As I was scolding my daughter for getting a bad grade in Science, I suddenly stepped back and stopped.
My daughter's not big on loosing. It's particularly noticeable in group play. When she is doing an activity where she thinks she might not win, she just drops out of that activity. Its as if when she hears the dark clouds of failing, she winces and she backs off. She won't publicly display a new skill, until she has practiced it and is sure her performance will ooze out perfection. And here I was, reinforcing her very habit.
After a lifetime of winning and failing, I have believed in the importance of both to make us better people. Call it too much critical introspection or too much failure. Haa :) I think I have started to embrace failure as much as success and yet in that very moment, I refused to accept my daughter's grade.
Failure as stated in the dictionary is just "the state or condition of not meeting a desirable or intended objective." That's all. Nothing chronic. Nothing that can't be reversed. Nothing that is the end of the world.

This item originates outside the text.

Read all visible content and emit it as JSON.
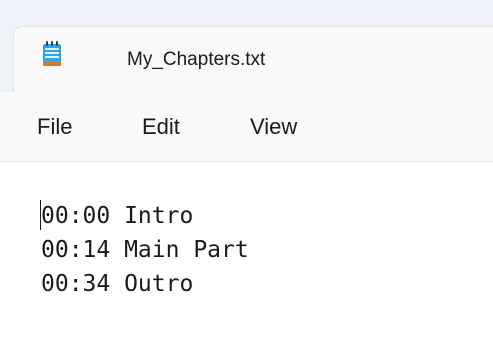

Failure is important for self reflection. The kind of insight you get after failing is immense and it not only makes you better prepared for the future but also prepares you to think creatively through solutions.

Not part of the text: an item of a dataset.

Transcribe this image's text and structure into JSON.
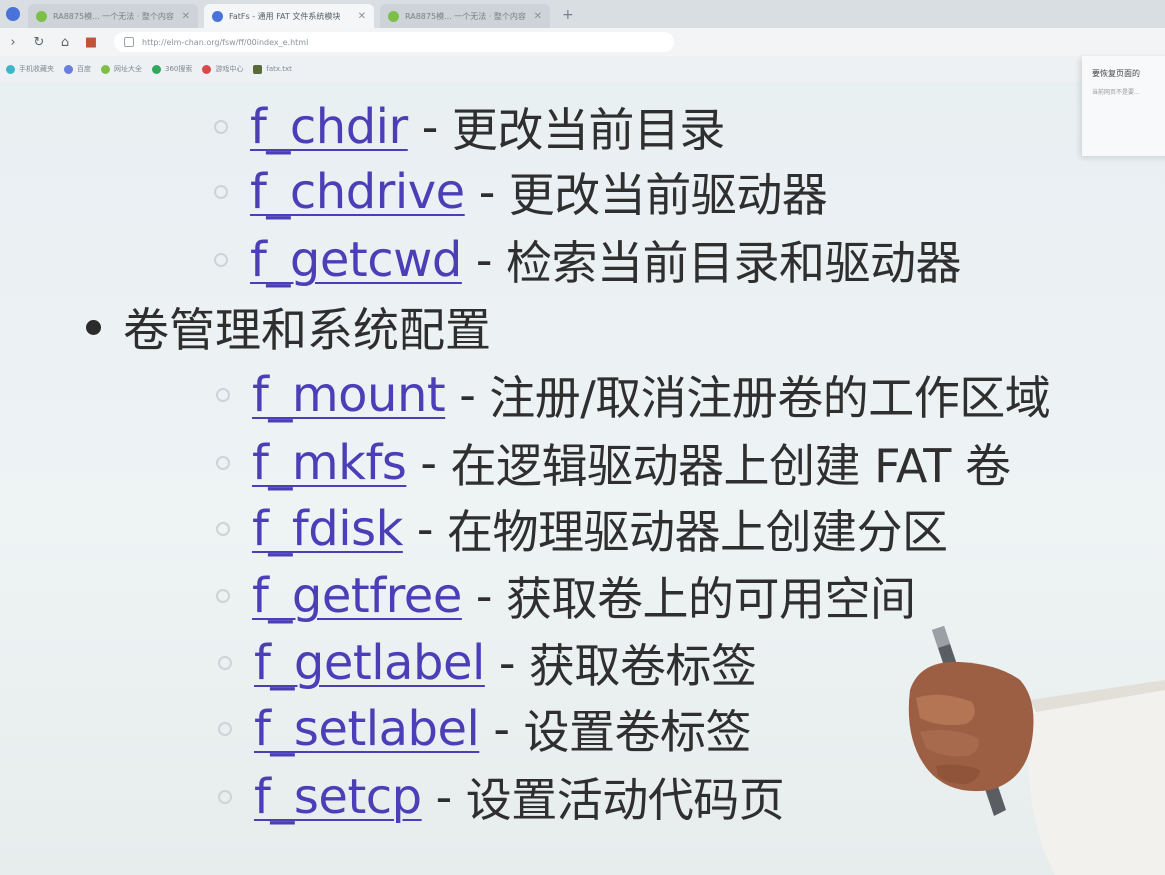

Yet here I was, scolding her for her grades. Not embracing her failure and behaving as if something chronic has happened in her life.
Christine Carter, PhD, of The Greater Good Science Center, saw in her own research that kids who reported facing more challenges in their lives were far happier than the kids who reported fewer (or no) challenges. That means not only is failure critical to success but it's also a cornerstone of happiness.
I owe her the right to fail, to embrace it and to figure through the labrynith of her mind as to what went wrong.
Be it loosing a friend, not able to tie her laces, an incorrectly done problem - she needs all of this. Because at the end of failing is where thought application begins. Its where creativity unleashes itself.
As Christine said, "the thing we need to protect our kids from is not failure but a life void of failure."